“You see all these raps out there that are trying ... the purpose is to try to reach kids," he said. "But the thing that they're missing is it's just, like, they're being corny about it.”
“The opioid crisis has been devastating to my people," said Mashpee Wampanoag Chairman Cedric Cromwell. "Nineteen deaths within 21 months. And that's staggering.”
When asked why the tribe has been hit so hard by opioids, his response was immediate. “Historical trauma," he said. "Historical trauma that has happened to Native American people for many years.”
Cromwell said the impact of colonialism is still felt. “And then oppression kicks in, depression kicks in, all these social impacts kick in. And then people look for vices. They look for vices, and what is the next hot thing out there that's going to make you feel better.”
The percentage of people identifying as American Indian or Alaska Native who report misusing opioids is similar to the general population, according to federal statistics. But the U.S. Centers for Disease Control and Prevention says in 2015, one in 100 deaths of native people were from opioid overdoses, compared to one in 125 for the rest of the population.

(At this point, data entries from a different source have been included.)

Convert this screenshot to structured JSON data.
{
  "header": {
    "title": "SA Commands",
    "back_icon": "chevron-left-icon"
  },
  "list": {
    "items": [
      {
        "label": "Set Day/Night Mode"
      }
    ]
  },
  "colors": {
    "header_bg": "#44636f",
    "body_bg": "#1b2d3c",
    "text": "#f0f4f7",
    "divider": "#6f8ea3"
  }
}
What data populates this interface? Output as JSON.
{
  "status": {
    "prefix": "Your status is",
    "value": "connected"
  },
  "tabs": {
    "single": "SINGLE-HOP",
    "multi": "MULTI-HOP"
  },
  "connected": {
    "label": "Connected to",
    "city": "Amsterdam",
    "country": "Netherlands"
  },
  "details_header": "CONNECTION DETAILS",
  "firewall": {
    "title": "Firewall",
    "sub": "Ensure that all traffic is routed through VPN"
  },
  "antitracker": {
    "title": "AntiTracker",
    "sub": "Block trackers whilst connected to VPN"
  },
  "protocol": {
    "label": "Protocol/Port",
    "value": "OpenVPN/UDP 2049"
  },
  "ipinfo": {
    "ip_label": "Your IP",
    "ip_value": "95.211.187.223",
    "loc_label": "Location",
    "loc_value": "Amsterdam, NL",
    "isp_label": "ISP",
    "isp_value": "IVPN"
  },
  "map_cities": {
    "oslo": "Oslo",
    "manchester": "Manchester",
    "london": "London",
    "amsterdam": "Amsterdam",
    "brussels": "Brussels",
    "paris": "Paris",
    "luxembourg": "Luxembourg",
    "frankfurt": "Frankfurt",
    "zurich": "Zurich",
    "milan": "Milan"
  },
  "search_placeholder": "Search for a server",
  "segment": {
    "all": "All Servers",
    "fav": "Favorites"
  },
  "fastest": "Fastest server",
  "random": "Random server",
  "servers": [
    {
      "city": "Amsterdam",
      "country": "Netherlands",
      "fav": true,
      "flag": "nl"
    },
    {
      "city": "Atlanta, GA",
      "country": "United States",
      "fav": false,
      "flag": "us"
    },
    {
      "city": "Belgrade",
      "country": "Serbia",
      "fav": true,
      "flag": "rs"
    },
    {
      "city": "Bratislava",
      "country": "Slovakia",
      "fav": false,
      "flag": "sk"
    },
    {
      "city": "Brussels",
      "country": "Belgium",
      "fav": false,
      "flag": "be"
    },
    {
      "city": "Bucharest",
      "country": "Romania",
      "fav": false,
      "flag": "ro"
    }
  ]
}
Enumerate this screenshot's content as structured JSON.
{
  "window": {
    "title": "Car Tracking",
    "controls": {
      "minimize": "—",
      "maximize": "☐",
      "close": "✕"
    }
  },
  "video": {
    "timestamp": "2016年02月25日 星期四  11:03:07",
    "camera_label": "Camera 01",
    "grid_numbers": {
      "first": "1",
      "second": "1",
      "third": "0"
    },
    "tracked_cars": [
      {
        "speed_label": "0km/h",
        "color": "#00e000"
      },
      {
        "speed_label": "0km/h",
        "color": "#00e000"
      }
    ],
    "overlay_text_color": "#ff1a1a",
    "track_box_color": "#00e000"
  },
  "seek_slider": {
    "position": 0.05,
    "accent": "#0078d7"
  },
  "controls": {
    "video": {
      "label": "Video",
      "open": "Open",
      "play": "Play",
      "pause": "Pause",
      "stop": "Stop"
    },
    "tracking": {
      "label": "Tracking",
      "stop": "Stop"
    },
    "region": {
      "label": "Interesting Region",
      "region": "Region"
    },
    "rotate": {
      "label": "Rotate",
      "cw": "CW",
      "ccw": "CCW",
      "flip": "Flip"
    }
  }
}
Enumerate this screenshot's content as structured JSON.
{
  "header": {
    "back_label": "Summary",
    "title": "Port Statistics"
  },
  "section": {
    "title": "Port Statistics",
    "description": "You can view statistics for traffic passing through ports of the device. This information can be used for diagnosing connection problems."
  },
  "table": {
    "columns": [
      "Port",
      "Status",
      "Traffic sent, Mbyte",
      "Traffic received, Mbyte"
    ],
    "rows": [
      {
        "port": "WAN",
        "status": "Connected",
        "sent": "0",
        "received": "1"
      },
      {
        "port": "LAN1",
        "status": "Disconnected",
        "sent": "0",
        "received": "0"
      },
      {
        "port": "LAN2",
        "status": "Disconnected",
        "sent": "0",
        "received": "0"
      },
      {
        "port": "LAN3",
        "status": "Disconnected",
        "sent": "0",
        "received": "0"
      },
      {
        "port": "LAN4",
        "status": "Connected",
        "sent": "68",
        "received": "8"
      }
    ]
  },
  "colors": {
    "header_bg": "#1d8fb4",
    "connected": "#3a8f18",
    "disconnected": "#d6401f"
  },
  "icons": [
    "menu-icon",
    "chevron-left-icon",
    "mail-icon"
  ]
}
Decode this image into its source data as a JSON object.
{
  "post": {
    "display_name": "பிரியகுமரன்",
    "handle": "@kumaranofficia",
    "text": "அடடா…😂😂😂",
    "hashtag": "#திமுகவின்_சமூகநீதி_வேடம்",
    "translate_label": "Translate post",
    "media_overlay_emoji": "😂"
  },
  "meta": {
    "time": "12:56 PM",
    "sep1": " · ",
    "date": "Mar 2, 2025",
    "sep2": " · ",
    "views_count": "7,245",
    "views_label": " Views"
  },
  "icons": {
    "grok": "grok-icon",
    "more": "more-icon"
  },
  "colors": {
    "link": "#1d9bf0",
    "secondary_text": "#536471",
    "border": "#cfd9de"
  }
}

Cromwell said he’d like more support from state government – including being involved in the Baker Administration’s opioid addiction working group. “Governor Baker has declared, you know, the opioid crisis," Cromwell said. "It doesn't help our people, because we're forgotten.”
In a statement, a Department of Public Health spokesperson pointed to a number of substance abuse initiatives the state and Tribe are involved in together.
The federal government recently awarded the tribe a $170,000 grant to support intervention services like the overdose-reversal drug Narcan and training for peer recovery coaches.
The lyrics of the Soul Poet’s Syndicate song are aimed not at opioid users, but at those who are selling the drugs to the tribe. And the young musicians say they hope they can reach that targeted audience, and maybe make them think twice.